### Aim of the exercise
All of the data should be repeated exactly; pictures are not part of the copy.

### Data about app and page elements

——

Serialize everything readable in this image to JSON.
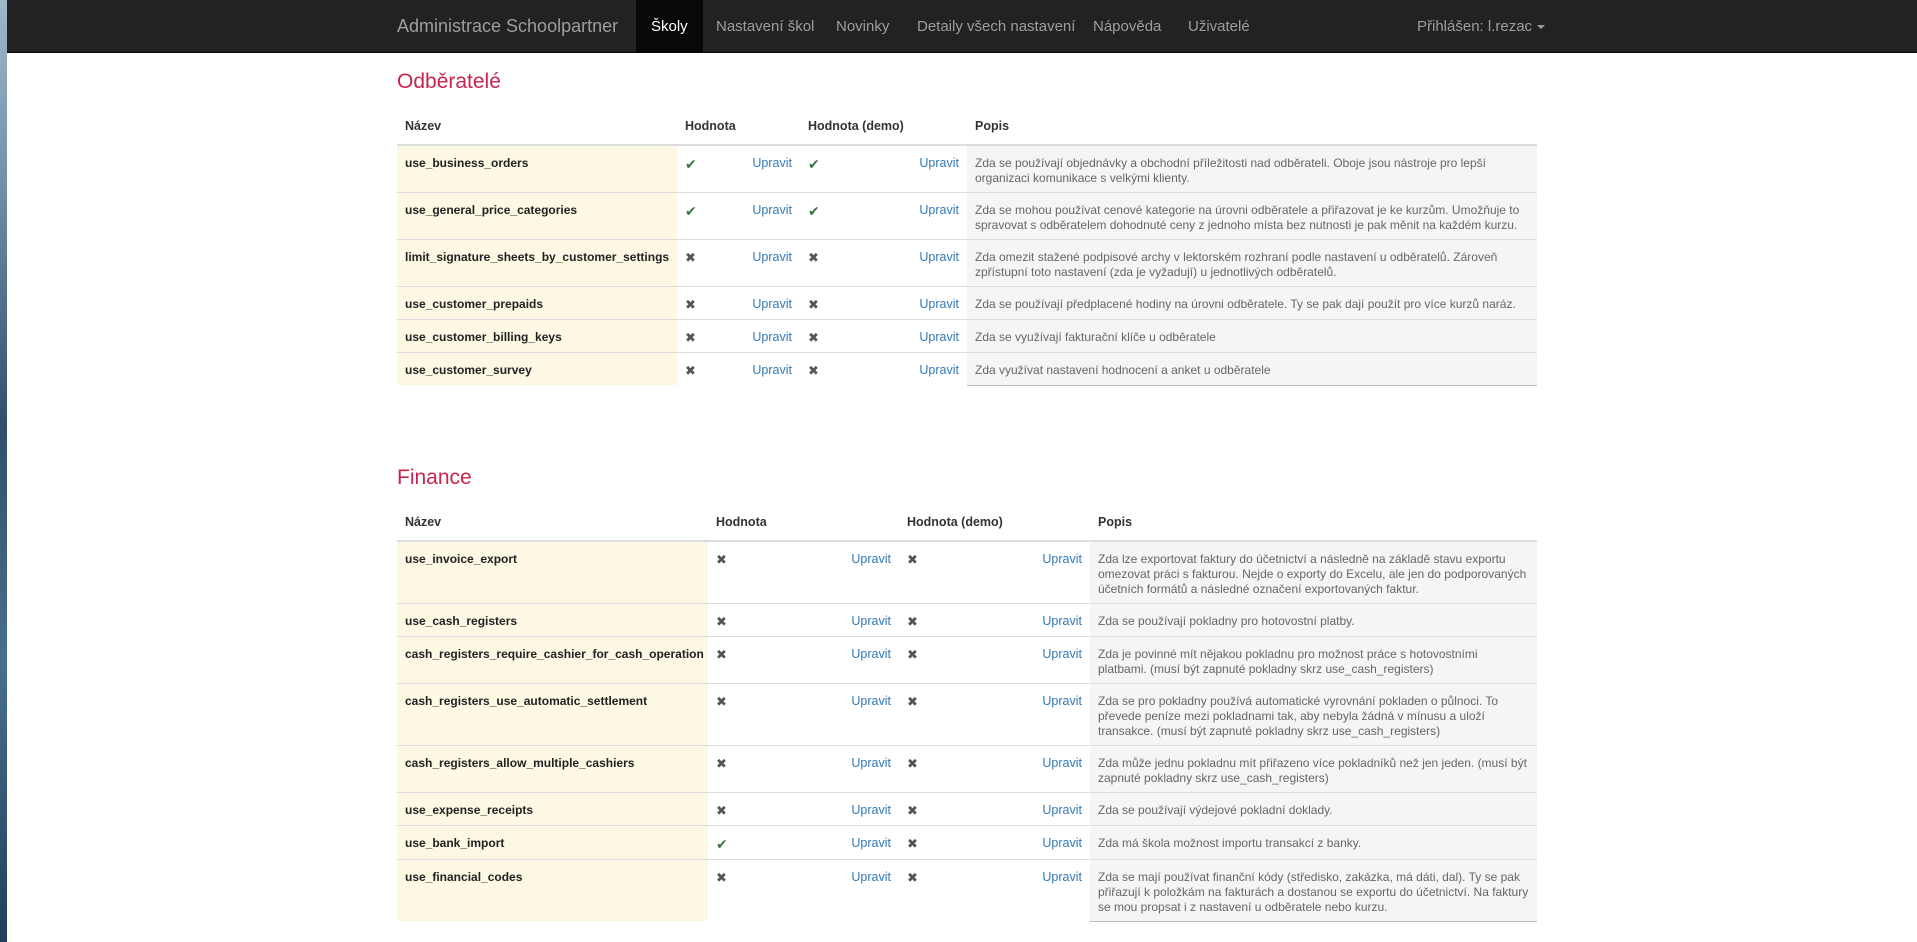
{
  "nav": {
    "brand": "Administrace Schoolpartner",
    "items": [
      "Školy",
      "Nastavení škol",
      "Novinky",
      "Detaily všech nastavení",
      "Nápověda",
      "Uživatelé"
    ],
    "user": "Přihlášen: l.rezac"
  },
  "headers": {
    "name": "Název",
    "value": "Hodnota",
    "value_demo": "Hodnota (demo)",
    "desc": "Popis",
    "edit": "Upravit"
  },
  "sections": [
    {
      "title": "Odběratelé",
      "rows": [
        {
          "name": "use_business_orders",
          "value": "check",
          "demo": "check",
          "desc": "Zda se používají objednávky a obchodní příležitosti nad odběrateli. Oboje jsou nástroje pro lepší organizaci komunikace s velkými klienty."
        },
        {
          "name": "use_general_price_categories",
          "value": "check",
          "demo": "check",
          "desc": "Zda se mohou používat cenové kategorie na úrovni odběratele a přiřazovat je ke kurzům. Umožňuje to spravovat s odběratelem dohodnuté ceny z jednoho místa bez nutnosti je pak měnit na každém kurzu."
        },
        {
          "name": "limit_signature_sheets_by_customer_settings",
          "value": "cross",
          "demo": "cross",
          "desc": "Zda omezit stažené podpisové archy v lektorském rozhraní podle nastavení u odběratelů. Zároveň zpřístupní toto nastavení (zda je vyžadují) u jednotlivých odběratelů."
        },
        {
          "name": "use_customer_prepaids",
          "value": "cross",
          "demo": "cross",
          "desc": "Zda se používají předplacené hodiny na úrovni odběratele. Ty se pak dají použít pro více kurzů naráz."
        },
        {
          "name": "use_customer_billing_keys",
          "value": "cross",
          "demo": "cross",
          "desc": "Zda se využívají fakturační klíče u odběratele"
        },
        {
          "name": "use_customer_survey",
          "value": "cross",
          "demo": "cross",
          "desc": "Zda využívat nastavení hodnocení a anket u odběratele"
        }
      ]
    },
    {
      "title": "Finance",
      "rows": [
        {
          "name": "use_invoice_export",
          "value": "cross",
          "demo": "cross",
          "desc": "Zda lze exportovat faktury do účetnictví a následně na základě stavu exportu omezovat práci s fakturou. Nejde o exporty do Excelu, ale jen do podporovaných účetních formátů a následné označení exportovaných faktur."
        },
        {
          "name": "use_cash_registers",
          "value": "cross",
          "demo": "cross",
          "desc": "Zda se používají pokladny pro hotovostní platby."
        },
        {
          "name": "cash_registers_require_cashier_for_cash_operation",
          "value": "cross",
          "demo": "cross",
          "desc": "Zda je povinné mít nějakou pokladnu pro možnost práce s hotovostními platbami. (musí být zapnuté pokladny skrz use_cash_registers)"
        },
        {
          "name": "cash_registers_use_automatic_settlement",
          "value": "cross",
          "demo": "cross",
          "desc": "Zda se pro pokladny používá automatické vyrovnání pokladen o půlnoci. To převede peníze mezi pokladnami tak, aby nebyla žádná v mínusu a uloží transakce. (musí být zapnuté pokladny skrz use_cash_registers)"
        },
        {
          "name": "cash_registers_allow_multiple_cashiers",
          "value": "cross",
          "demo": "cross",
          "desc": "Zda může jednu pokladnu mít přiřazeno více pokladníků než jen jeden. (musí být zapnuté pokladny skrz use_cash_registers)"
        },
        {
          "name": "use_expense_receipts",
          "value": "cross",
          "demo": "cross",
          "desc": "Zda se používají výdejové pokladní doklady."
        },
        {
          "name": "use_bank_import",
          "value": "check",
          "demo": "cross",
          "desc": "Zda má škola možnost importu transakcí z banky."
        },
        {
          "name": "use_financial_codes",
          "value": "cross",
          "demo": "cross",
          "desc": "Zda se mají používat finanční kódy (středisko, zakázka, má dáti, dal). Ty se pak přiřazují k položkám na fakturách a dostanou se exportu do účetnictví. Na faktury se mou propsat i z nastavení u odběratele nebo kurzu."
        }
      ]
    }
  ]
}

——

### Solution to this exercise
Serialize everything readable in this image to JSON.
{
  "nav": {
    "brand": "Administrace Schoolpartner",
    "items": [
      "Školy",
      "Nastavení škol",
      "Novinky",
      "Detaily všech nastavení",
      "Nápověda",
      "Uživatelé"
    ],
    "user": "Přihlášen: l.rezac"
  },
  "headers": {
    "name": "Název",
    "value": "Hodnota",
    "value_demo": "Hodnota (demo)",
    "desc": "Popis",
    "edit": "Upravit"
  },
  "sections": [
    {
      "title": "Odběratelé",
      "rows": [
        {
          "name": "use_business_orders",
          "value": "check",
          "demo": "check",
          "desc": "Zda se používají objednávky a obchodní příležitosti nad odběrateli. Oboje jsou nástroje pro lepší organizaci komunikace s velkými klienty."
        },
        {
          "name": "use_general_price_categories",
          "value": "check",
          "demo": "check",
          "desc": "Zda se mohou používat cenové kategorie na úrovni odběratele a přiřazovat je ke kurzům. Umožňuje to spravovat s odběratelem dohodnuté ceny z jednoho místa bez nutnosti je pak měnit na každém kurzu."
        },
        {
          "name": "limit_signature_sheets_by_customer_settings",
          "value": "cross",
          "demo": "cross",
          "desc": "Zda omezit stažené podpisové archy v lektorském rozhraní podle nastavení u odběratelů. Zároveň zpřístupní toto nastavení (zda je vyžadují) u jednotlivých odběratelů."
        },
        {
          "name": "use_customer_prepaids",
          "value": "cross",
          "demo": "cross",
          "desc": "Zda se používají předplacené hodiny na úrovni odběratele. Ty se pak dají použít pro více kurzů naráz."
        },
        {
          "name": "use_customer_billing_keys",
          "value": "cross",
          "demo": "cross",
          "desc": "Zda se využívají fakturační klíče u odběratele"
        },
        {
          "name": "use_customer_survey",
          "value": "cross",
          "demo": "cross",
          "desc": "Zda využívat nastavení hodnocení a anket u odběratele"
        }
      ]
    },
    {
      "title": "Finance",
      "rows": [
        {
          "name": "use_invoice_export",
          "value": "cross",
          "demo": "cross",
          "desc": "Zda lze exportovat faktury do účetnictví a následně na základě stavu exportu omezovat práci s fakturou. Nejde o exporty do Excelu, ale jen do podporovaných účetních formátů a následné označení exportovaných faktur."
        },
        {
          "name": "use_cash_registers",
          "value": "cross",
          "demo": "cross",
          "desc": "Zda se používají pokladny pro hotovostní platby."
        },
        {
          "name": "cash_registers_require_cashier_for_cash_operation",
          "value": "cross",
          "demo": "cross",
          "desc": "Zda je povinné mít nějakou pokladnu pro možnost práce s hotovostními platbami. (musí být zapnuté pokladny skrz use_cash_registers)"
        },
        {
          "name": "cash_registers_use_automatic_settlement",
          "value": "cross",
          "demo": "cross",
          "desc": "Zda se pro pokladny používá automatické vyrovnání pokladen o půlnoci. To převede peníze mezi pokladnami tak, aby nebyla žádná v mínusu a uloží transakce. (musí být zapnuté pokladny skrz use_cash_registers)"
        },
        {
          "name": "cash_registers_allow_multiple_cashiers",
          "value": "cross",
          "demo": "cross",
          "desc": "Zda může jednu pokladnu mít přiřazeno více pokladníků než jen jeden. (musí být zapnuté pokladny skrz use_cash_registers)"
        },
        {
          "name": "use_expense_receipts",
          "value": "cross",
          "demo": "cross",
          "desc": "Zda se používají výdejové pokladní doklady."
        },
        {
          "name": "use_bank_import",
          "value": "check",
          "demo": "cross",
          "desc": "Zda má škola možnost importu transakcí z banky."
        },
        {
          "name": "use_financial_codes",
          "value": "cross",
          "demo": "cross",
          "desc": "Zda se mají používat finanční kódy (středisko, zakázka, má dáti, dal). Ty se pak přiřazují k položkám na fakturách a dostanou se exportu do účetnictví. Na faktury se mou propsat i z nastavení u odběratele nebo kurzu."
        }
      ]
    }
  ]
}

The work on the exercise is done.